With pressure mounting on him from the examination of Facia's affairs, Mr Hinchliffe claimed KPMG was set to charge fees of pounds 1m for the the first few days of the receivership alone.
Again branding pursuit of him as a "witch hunt", Mr Hinchliffe said: "Why don't people look at the fees as we speak. Why don't you look at how much they charge now and how much they will charge."
Nobody at KPMG, which sold most of the remaining Facia shops last week, was available to substantiate his claims.
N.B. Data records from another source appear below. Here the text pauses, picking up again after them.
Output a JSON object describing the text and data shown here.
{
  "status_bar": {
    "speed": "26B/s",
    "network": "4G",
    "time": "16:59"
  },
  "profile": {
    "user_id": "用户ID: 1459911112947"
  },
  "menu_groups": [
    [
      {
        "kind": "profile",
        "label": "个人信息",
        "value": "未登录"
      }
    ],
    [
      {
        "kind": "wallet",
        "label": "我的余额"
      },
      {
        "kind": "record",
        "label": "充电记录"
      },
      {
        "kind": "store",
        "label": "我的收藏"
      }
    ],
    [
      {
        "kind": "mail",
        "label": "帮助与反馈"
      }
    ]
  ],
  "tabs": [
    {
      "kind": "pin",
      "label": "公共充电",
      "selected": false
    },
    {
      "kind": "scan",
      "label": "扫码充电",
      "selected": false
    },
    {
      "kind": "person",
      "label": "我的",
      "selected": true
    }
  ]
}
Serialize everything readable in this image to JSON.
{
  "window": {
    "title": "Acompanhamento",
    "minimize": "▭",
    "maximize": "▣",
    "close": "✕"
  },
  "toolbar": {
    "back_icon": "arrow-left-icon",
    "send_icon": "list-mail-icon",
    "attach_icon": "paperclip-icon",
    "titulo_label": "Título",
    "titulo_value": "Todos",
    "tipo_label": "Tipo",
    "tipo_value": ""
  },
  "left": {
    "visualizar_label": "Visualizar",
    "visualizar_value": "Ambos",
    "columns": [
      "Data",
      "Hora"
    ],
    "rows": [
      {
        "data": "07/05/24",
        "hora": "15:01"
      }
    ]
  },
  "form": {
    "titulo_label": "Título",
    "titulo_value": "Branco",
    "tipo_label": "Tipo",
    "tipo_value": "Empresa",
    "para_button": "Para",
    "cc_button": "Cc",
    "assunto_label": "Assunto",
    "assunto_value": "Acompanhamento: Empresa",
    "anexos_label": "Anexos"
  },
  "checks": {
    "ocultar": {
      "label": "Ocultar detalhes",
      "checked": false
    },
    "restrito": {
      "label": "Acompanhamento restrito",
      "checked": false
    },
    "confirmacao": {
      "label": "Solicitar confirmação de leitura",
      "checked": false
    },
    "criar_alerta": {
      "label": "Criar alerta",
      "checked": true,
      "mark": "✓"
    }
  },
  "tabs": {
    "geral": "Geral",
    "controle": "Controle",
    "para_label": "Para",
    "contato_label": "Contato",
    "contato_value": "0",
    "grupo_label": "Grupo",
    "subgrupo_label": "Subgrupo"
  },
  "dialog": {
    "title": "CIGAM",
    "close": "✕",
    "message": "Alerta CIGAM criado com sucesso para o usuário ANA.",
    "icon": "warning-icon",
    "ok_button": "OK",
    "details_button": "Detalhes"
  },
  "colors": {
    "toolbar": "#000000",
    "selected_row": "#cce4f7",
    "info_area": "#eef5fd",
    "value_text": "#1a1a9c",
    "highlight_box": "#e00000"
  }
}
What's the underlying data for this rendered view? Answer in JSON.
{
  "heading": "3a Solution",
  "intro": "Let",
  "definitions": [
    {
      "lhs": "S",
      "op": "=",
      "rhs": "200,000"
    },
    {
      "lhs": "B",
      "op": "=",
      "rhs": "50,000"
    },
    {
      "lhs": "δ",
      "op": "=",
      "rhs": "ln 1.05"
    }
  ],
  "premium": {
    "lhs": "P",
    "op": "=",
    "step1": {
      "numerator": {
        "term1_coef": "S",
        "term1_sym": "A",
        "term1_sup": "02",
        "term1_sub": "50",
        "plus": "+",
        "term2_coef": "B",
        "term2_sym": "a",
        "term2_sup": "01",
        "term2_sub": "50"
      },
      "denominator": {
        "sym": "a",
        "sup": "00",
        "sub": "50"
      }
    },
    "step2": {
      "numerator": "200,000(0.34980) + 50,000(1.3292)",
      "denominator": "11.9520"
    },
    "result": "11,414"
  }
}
Mr Hinchliffe's outburst, however, comes as receivers start to probe for possible evidence of insolvent trading by Facia. They are also understood to be preparing the ground for the possible recovery of assets from Mr Hinchliffe's private companies, which had substantial inter-company accounts with Facia. The Sheffield businessman declined to disclose their extent but insisted they were all "of a commercial nature".
Facia, which owned chains from Sock Shop to fashion chain Red or Dead, collapsed three weeks ago with debts of pounds 30m.
Last week, KPMG sold most of the Oakland menswear chain, leaving just the small Torq jewellry chain in receivership. Mr Hincliffe's shoe-shop chains, including Saxone and Freeman Hardy Willis are separately under administration by accountants Price Waterhouse.
Facia's bankers - Israel's United Mizrahi Bank, Bank of Scotland and Midland, which are owed pounds 8m in total - will be repaid in full, but the size of payout to other unsecured creditors is still uncertain.
These include Mr Hinchliffe: "I'll be claiming alongside all unsecured creditors," he insisted.Reuse content